[WHAT NEEDS TO BE DONE]: For each line below that includes the word "title", make a copy.
*** Opening SOURCE INFORMATION ***
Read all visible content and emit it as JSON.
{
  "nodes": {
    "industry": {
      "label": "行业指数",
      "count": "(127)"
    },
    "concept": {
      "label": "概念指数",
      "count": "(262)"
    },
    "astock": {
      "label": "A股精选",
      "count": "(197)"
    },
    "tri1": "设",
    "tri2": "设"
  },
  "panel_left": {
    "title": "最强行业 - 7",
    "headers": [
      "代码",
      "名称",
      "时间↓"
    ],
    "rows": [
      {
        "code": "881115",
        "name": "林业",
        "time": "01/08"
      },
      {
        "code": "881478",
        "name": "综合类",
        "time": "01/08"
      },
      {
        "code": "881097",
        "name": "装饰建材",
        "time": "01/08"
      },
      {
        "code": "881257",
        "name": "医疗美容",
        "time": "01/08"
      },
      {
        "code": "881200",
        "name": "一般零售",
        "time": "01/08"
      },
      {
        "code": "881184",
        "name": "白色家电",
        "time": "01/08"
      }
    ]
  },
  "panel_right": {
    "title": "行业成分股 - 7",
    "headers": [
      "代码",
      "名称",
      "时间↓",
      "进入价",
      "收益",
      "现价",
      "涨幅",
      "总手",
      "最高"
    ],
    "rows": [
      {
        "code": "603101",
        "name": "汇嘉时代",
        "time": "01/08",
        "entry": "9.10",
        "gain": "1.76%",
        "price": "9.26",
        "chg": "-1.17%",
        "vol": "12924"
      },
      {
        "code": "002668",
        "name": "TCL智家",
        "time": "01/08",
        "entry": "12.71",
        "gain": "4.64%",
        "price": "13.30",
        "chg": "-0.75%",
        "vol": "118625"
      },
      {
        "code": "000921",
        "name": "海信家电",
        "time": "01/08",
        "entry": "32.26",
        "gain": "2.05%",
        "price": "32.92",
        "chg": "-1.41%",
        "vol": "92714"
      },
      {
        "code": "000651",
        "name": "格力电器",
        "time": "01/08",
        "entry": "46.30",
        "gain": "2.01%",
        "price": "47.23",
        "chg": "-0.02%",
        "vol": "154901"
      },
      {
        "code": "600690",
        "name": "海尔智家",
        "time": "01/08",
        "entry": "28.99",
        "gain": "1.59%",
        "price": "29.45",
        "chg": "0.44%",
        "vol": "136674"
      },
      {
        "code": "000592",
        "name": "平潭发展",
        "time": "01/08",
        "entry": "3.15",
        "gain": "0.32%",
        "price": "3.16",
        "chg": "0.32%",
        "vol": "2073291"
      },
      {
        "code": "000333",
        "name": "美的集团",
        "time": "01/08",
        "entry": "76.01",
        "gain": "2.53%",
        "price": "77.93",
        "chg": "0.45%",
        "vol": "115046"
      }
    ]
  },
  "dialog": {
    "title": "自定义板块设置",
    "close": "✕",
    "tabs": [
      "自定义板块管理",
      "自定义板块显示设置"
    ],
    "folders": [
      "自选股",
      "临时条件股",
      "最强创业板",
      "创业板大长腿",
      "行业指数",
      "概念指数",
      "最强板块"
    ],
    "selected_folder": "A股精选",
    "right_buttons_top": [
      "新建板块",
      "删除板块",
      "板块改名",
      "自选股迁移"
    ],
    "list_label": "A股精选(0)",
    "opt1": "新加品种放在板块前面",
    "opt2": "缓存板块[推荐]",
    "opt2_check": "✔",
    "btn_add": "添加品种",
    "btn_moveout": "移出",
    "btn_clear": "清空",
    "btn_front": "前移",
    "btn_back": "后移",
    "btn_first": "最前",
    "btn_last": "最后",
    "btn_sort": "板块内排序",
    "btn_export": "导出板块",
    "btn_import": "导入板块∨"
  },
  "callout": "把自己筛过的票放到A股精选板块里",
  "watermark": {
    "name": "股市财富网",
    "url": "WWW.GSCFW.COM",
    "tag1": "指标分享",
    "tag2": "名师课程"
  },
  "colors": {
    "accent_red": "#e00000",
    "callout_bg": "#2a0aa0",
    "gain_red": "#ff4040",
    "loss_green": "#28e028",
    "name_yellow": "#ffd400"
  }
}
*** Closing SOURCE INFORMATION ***
[REPLY TO THE TASK]:
    "title": "最强行业 - 7",
    "title": "行业成分股 - 7",
    "title": "自定义板块设置",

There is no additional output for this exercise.